Jack

Andrew Paquette's picture

For what it's worth, I tested both of these also and found the same thing. I was shooting tethered with the 120 mm blue ring lens. The color difference was obvious as each image landed in Capture One. With the still life sitting right in front of me, there was no question the colors were more accurate than the original 100 mp back. I didn't notice the chromatic aberration issue, likely because my setup wouldn't have produced it. If I had noticed that, I would have been much more likely to upgrade because CA is really annoying to me. Also, I notice in these shots, the shadows are cleaner as well with the trichromatic. I don't mean noise, but color, making the overall tone of the objects more appealing. So, after I decided the color differences I noticed could be fixed in post, I am now looking at the CA issue, which often cannot be fully dealt with in post, and wish I had one of these. As it is, will probably wait for the next generation of DB, but for people upgrading from anything other than the original 100 mp, it may make sense.

Usman Dawood's picture

Really glad to know you found similar results. Depending on the aperture you shot the images you may not see any CA on the new Phase lenses. I shot the 150mm wide open to exaggerate that point, most people probably won't shoot it wide in a studio. The 120mm is also a better lens for CA vs the 150mm.

I think you're right about maybe waiting it out on this one because if you have the "standard" 100mp back maybe you're not going to see a big enough difference to pay all of that extra money.

Hopefully, the next one will have dual card slots :P.

Andrew Paquette's picture

You're right on all points.
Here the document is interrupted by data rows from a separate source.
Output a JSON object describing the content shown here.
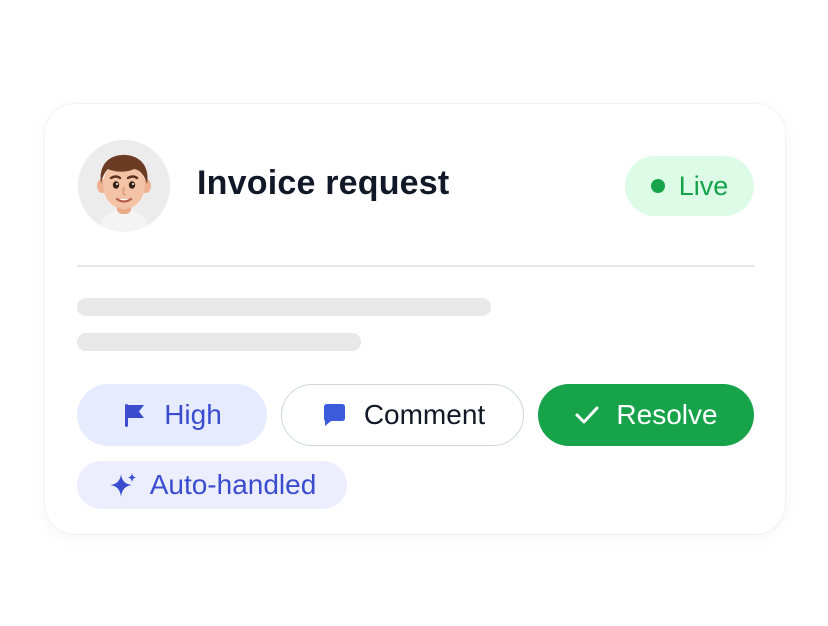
{
  "card": {
    "title": "Invoice request",
    "status_badge": {
      "label": "Live",
      "color": "#16a34a",
      "background": "#dcfce7"
    },
    "avatar": {
      "icon": "memoji-avatar"
    }
  },
  "actions": {
    "priority": {
      "label": "High",
      "icon": "flag-icon",
      "color": "#3b4ccf",
      "background": "#e6ebff"
    },
    "comment": {
      "label": "Comment",
      "icon": "comment-icon",
      "color": "#3b5bdb"
    },
    "resolve": {
      "label": "Resolve",
      "icon": "check-icon",
      "background": "#16a34a"
    }
  },
  "tags": {
    "auto": {
      "label": "Auto-handled",
      "icon": "sparkle-icon",
      "background": "#eceefe"
    }
  }
}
In studio I hardly ever shoot outside the f/9-f11 range. It hadn't occurred to me to test CA, because I was fixated on color differences. Agree on the dual card slots btw.